▶ _Task_
Your answer must be the records below repeated word for word, with no pictures in it.

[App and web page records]
———

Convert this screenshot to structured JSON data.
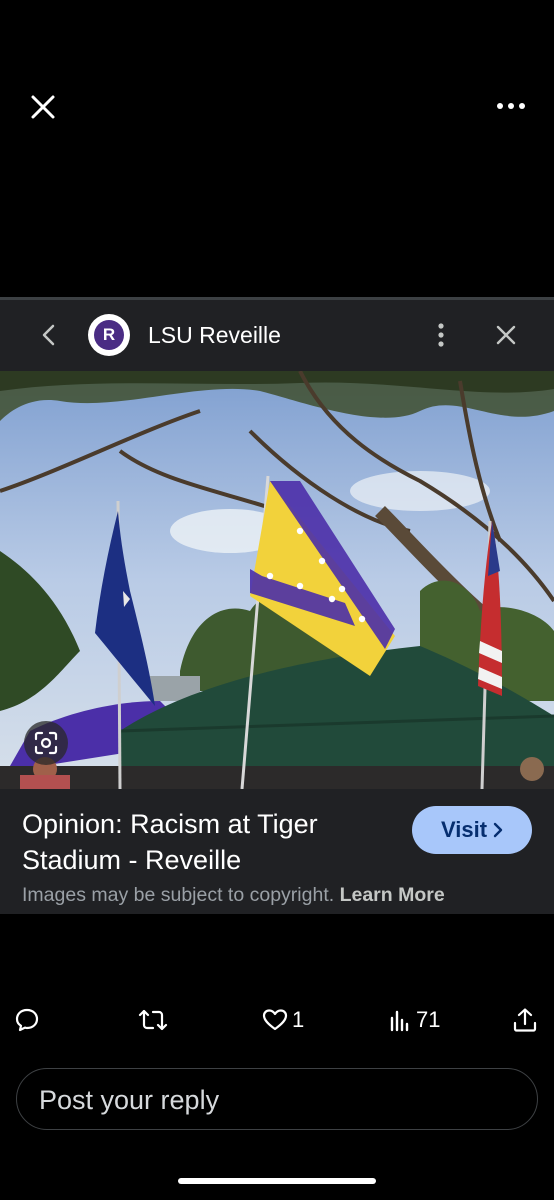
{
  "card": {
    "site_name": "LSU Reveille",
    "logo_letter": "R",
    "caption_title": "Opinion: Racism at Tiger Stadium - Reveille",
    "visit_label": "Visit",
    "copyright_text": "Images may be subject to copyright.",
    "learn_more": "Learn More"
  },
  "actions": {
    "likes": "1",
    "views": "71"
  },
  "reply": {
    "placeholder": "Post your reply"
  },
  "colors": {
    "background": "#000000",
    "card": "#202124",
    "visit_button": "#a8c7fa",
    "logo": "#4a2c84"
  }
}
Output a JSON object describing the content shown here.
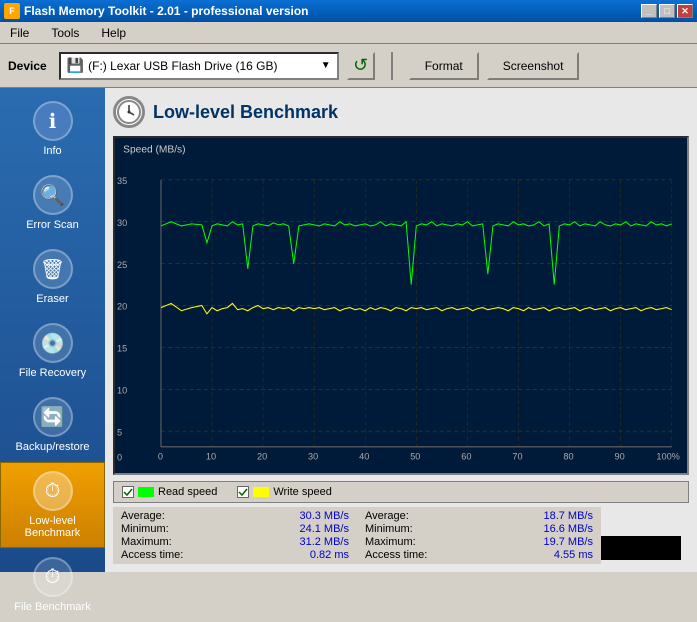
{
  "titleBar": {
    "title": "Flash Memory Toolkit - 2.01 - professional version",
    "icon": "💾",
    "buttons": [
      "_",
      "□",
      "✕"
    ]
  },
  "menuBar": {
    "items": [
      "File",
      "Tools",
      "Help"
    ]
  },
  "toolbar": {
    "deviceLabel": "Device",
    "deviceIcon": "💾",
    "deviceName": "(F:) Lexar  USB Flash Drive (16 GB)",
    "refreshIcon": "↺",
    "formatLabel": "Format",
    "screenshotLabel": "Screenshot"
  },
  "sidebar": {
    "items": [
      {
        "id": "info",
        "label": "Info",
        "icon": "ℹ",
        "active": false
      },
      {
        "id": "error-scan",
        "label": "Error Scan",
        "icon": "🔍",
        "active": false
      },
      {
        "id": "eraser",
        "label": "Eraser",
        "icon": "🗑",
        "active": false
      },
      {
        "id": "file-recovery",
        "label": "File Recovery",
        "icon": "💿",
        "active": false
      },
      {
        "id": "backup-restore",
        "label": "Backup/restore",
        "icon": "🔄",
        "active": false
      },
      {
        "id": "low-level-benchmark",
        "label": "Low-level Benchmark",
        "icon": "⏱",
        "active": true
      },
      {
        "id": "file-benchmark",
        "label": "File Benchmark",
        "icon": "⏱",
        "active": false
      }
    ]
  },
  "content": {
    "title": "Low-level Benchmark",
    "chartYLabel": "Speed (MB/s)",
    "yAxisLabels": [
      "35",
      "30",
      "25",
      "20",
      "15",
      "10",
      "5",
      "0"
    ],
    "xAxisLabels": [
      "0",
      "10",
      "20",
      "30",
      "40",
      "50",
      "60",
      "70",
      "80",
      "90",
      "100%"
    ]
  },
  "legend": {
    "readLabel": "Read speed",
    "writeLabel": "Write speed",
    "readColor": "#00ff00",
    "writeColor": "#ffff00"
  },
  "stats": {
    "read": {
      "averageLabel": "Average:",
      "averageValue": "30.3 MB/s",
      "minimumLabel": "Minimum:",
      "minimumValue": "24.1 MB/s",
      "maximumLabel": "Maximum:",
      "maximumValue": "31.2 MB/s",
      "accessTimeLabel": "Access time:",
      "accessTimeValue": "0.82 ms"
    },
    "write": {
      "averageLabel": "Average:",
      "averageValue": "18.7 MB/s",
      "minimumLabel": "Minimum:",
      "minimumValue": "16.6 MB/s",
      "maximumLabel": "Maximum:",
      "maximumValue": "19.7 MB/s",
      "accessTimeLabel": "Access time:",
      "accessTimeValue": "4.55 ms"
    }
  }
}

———

▶ _Solution to this problem_
Convert this screenshot to structured JSON data.
{
  "card": {
    "site_name": "LSU Reveille",
    "logo_letter": "R",
    "caption_title": "Opinion: Racism at Tiger Stadium - Reveille",
    "visit_label": "Visit",
    "copyright_text": "Images may be subject to copyright.",
    "learn_more": "Learn More"
  },
  "actions": {
    "likes": "1",
    "views": "71"
  },
  "reply": {
    "placeholder": "Post your reply"
  },
  "colors": {
    "background": "#000000",
    "card": "#202124",
    "visit_button": "#a8c7fa",
    "logo": "#4a2c84"
  }
}
Output a JSON object describing the content shown here.
{
  "titleBar": {
    "title": "Flash Memory Toolkit - 2.01 - professional version",
    "icon": "💾",
    "buttons": [
      "_",
      "□",
      "✕"
    ]
  },
  "menuBar": {
    "items": [
      "File",
      "Tools",
      "Help"
    ]
  },
  "toolbar": {
    "deviceLabel": "Device",
    "deviceIcon": "💾",
    "deviceName": "(F:) Lexar  USB Flash Drive (16 GB)",
    "refreshIcon": "↺",
    "formatLabel": "Format",
    "screenshotLabel": "Screenshot"
  },
  "sidebar": {
    "items": [
      {
        "id": "info",
        "label": "Info",
        "icon": "ℹ",
        "active": false
      },
      {
        "id": "error-scan",
        "label": "Error Scan",
        "icon": "🔍",
        "active": false
      },
      {
        "id": "eraser",
        "label": "Eraser",
        "icon": "🗑",
        "active": false
      },
      {
        "id": "file-recovery",
        "label": "File Recovery",
        "icon": "💿",
        "active": false
      },
      {
        "id": "backup-restore",
        "label": "Backup/restore",
        "icon": "🔄",
        "active": false
      },
      {
        "id": "low-level-benchmark",
        "label": "Low-level Benchmark",
        "icon": "⏱",
        "active": true
      },
      {
        "id": "file-benchmark",
        "label": "File Benchmark",
        "icon": "⏱",
        "active": false
      }
    ]
  },
  "content": {
    "title": "Low-level Benchmark",
    "chartYLabel": "Speed (MB/s)",
    "yAxisLabels": [
      "35",
      "30",
      "25",
      "20",
      "15",
      "10",
      "5",
      "0"
    ],
    "xAxisLabels": [
      "0",
      "10",
      "20",
      "30",
      "40",
      "50",
      "60",
      "70",
      "80",
      "90",
      "100%"
    ]
  },
  "legend": {
    "readLabel": "Read speed",
    "writeLabel": "Write speed",
    "readColor": "#00ff00",
    "writeColor": "#ffff00"
  },
  "stats": {
    "read": {
      "averageLabel": "Average:",
      "averageValue": "30.3 MB/s",
      "minimumLabel": "Minimum:",
      "minimumValue": "24.1 MB/s",
      "maximumLabel": "Maximum:",
      "maximumValue": "31.2 MB/s",
      "accessTimeLabel": "Access time:",
      "accessTimeValue": "0.82 ms"
    },
    "write": {
      "averageLabel": "Average:",
      "averageValue": "18.7 MB/s",
      "minimumLabel": "Minimum:",
      "minimumValue": "16.6 MB/s",
      "maximumLabel": "Maximum:",
      "maximumValue": "19.7 MB/s",
      "accessTimeLabel": "Access time:",
      "accessTimeValue": "4.55 ms"
    }
  }
}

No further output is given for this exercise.